**Task statement**. Read through the records below and copy each line that uses the word "JSON".

(Beginning of Provided data)

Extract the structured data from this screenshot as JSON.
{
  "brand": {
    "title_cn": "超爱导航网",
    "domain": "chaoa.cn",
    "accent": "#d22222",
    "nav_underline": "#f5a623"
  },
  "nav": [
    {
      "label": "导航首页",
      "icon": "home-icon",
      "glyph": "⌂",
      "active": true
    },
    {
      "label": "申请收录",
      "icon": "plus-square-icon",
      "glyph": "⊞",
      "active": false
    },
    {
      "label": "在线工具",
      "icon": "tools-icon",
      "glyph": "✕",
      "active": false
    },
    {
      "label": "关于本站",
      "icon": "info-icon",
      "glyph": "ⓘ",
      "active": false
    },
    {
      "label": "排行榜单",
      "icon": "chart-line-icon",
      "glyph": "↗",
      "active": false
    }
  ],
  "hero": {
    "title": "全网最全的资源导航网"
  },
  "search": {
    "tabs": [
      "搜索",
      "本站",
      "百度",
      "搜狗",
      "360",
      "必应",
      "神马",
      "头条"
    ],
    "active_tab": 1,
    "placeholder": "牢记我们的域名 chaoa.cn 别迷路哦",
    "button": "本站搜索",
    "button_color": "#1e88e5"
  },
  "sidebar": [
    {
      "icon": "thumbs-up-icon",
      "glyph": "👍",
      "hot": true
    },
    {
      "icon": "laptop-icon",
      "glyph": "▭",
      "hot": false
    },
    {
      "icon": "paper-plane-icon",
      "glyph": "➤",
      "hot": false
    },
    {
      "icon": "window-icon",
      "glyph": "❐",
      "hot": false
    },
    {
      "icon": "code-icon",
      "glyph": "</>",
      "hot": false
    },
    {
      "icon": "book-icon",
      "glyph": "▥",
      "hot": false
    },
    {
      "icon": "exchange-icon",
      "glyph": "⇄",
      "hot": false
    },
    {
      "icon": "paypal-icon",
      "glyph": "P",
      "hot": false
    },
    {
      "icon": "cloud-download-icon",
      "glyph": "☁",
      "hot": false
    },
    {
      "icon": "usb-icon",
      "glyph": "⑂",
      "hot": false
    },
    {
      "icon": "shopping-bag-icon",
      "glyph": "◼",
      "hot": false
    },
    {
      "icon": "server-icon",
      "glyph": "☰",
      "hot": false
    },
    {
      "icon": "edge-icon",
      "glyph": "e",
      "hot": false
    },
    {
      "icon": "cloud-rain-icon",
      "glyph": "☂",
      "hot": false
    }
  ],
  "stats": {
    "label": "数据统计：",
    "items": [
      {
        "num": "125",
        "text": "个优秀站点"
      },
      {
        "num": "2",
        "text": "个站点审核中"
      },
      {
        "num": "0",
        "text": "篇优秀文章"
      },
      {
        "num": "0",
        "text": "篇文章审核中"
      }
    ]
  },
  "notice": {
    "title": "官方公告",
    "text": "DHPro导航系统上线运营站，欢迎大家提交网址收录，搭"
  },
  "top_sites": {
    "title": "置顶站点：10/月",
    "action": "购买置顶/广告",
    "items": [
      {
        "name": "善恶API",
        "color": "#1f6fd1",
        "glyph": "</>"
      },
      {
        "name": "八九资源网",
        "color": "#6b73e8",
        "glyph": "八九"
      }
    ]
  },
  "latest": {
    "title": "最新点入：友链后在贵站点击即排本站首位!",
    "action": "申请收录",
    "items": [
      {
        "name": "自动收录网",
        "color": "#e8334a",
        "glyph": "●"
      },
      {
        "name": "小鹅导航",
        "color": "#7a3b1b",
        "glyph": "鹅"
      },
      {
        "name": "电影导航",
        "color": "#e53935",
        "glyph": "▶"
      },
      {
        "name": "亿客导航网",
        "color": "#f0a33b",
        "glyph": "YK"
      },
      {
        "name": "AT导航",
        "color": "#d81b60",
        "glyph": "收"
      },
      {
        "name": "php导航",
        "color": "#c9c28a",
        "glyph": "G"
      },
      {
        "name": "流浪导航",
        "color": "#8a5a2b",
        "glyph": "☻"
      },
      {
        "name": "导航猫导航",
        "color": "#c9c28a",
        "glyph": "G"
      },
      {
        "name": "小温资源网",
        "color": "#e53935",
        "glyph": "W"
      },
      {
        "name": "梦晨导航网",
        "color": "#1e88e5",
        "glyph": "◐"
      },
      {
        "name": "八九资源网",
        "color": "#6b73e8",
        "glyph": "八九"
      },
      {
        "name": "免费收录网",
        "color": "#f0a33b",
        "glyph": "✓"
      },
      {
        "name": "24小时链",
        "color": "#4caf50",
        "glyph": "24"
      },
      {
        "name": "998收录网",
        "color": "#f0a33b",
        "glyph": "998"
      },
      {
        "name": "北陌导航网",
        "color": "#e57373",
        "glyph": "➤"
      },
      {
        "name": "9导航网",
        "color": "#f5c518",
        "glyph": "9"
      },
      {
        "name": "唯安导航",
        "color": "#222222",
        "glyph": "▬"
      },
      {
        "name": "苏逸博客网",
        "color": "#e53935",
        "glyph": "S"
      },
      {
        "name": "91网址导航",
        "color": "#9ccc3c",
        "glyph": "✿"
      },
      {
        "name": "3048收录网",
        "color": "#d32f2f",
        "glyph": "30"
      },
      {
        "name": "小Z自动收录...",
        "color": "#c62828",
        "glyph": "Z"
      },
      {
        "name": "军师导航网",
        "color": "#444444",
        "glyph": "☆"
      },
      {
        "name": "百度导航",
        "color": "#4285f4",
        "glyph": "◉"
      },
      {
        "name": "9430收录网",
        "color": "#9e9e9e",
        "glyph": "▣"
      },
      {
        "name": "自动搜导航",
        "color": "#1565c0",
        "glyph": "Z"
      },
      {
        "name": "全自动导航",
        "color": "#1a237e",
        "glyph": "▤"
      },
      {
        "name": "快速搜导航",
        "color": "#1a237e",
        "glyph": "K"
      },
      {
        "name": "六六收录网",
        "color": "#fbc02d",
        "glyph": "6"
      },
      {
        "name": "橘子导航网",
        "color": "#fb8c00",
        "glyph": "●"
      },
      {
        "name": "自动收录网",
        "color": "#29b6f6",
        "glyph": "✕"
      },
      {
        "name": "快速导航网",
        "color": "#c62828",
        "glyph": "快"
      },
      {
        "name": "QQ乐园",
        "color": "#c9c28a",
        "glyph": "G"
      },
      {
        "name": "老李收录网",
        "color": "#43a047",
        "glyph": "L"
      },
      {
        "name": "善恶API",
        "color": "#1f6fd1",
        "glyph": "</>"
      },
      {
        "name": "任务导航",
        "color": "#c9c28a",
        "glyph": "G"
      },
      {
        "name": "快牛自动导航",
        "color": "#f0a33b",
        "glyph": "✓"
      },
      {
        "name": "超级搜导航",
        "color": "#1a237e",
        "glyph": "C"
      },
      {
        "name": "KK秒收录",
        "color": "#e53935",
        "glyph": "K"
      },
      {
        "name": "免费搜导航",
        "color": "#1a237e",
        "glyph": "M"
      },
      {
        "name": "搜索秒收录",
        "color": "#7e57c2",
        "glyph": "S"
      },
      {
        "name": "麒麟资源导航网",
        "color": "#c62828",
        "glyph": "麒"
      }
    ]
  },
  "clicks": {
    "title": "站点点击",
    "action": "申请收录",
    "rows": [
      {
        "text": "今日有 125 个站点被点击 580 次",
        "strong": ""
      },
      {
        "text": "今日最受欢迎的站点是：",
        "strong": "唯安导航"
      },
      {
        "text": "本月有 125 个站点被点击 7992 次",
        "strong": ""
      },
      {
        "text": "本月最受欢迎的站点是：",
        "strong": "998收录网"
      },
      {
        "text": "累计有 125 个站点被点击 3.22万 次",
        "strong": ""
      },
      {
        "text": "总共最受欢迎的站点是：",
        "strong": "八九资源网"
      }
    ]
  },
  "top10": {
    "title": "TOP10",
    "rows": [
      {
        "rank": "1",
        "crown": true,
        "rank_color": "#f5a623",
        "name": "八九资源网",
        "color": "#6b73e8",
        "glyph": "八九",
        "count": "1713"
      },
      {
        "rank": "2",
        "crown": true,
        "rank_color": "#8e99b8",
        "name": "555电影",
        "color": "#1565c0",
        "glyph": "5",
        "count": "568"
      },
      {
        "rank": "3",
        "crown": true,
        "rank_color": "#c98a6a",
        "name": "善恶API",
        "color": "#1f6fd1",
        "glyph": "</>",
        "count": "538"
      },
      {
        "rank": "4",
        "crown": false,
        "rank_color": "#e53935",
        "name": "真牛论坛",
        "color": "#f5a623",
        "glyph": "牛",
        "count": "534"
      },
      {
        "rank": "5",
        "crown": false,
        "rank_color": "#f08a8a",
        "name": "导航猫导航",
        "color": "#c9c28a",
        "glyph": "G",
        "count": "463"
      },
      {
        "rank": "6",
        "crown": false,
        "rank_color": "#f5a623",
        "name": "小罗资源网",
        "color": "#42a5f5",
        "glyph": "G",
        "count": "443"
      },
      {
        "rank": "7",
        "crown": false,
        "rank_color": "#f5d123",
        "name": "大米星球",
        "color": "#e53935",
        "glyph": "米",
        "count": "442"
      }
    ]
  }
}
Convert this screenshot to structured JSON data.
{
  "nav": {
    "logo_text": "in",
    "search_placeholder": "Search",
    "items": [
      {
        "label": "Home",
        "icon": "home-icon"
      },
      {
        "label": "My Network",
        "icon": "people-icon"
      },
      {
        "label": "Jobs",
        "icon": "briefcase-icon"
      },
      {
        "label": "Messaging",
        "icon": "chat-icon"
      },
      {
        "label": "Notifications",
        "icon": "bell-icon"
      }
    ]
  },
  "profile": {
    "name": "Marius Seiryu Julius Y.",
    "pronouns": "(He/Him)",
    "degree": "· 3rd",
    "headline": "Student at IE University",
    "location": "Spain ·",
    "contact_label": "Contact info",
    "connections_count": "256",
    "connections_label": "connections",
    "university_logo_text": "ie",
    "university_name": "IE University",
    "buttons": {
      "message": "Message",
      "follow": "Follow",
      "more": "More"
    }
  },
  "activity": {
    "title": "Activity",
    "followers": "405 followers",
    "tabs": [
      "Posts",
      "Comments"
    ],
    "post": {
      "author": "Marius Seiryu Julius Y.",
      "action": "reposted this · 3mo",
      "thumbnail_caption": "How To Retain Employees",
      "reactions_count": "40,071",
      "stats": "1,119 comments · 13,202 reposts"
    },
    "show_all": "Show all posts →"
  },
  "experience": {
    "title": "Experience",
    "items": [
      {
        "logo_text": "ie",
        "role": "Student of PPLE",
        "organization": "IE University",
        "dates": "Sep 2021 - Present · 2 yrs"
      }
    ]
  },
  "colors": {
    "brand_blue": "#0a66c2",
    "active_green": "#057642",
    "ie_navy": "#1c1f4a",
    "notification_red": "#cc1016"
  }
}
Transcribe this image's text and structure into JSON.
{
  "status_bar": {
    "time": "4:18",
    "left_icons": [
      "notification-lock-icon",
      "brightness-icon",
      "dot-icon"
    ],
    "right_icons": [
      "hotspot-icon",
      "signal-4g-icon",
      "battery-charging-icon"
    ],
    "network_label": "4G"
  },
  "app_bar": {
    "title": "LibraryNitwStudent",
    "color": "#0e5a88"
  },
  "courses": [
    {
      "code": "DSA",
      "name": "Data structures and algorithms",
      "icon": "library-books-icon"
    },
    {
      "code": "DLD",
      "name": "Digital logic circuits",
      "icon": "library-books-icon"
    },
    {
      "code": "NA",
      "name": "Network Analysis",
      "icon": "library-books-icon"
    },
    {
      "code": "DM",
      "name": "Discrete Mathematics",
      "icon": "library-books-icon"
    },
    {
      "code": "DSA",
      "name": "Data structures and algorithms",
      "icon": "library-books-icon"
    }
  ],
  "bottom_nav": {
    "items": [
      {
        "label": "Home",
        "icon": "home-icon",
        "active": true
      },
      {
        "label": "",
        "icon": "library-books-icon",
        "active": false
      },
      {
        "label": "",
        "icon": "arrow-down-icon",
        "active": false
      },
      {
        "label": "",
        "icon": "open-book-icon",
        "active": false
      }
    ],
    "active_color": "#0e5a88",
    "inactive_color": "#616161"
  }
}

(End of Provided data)

**Response box**.
Extract the structured data from this screenshot as JSON.
Convert this screenshot to structured JSON data.
Transcribe this image's text and structure into JSON.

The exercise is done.